(STUDY MATERIAL begins)

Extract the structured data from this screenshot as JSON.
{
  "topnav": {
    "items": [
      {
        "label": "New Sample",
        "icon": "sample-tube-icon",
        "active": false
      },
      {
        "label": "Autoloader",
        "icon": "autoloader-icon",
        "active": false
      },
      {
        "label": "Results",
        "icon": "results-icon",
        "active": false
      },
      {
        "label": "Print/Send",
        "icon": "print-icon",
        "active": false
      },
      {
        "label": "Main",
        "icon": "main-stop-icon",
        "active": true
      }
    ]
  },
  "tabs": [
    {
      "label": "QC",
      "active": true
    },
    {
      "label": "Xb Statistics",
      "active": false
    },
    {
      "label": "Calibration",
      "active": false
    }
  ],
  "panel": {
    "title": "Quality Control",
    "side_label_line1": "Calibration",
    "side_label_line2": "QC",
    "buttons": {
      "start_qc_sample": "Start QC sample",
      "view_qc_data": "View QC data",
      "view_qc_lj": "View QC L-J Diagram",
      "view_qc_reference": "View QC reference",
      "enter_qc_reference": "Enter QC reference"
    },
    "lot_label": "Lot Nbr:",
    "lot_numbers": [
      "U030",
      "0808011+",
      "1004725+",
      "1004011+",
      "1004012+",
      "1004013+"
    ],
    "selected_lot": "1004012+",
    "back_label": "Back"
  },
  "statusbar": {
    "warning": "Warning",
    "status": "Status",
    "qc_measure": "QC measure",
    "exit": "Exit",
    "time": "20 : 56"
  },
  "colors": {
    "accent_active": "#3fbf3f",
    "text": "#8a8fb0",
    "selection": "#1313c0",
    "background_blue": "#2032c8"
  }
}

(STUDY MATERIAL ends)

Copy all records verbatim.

Extract the structured data from this screenshot as JSON.
{
  "topnav": {
    "items": [
      {
        "label": "New Sample",
        "icon": "sample-tube-icon",
        "active": false
      },
      {
        "label": "Autoloader",
        "icon": "autoloader-icon",
        "active": false
      },
      {
        "label": "Results",
        "icon": "results-icon",
        "active": false
      },
      {
        "label": "Print/Send",
        "icon": "print-icon",
        "active": false
      },
      {
        "label": "Main",
        "icon": "main-stop-icon",
        "active": true
      }
    ]
  },
  "tabs": [
    {
      "label": "QC",
      "active": true
    },
    {
      "label": "Xb Statistics",
      "active": false
    },
    {
      "label": "Calibration",
      "active": false
    }
  ],
  "panel": {
    "title": "Quality Control",
    "side_label_line1": "Calibration",
    "side_label_line2": "QC",
    "buttons": {
      "start_qc_sample": "Start QC sample",
      "view_qc_data": "View QC data",
      "view_qc_lj": "View QC L-J Diagram",
      "view_qc_reference": "View QC reference",
      "enter_qc_reference": "Enter QC reference"
    },
    "lot_label": "Lot Nbr:",
    "lot_numbers": [
      "U030",
      "0808011+",
      "1004725+",
      "1004011+",
      "1004012+",
      "1004013+"
    ],
    "selected_lot": "1004012+",
    "back_label": "Back"
  },
  "statusbar": {
    "warning": "Warning",
    "status": "Status",
    "qc_measure": "QC measure",
    "exit": "Exit",
    "time": "20 : 56"
  },
  "colors": {
    "accent_active": "#3fbf3f",
    "text": "#8a8fb0",
    "selection": "#1313c0",
    "background_blue": "#2032c8"
  }
}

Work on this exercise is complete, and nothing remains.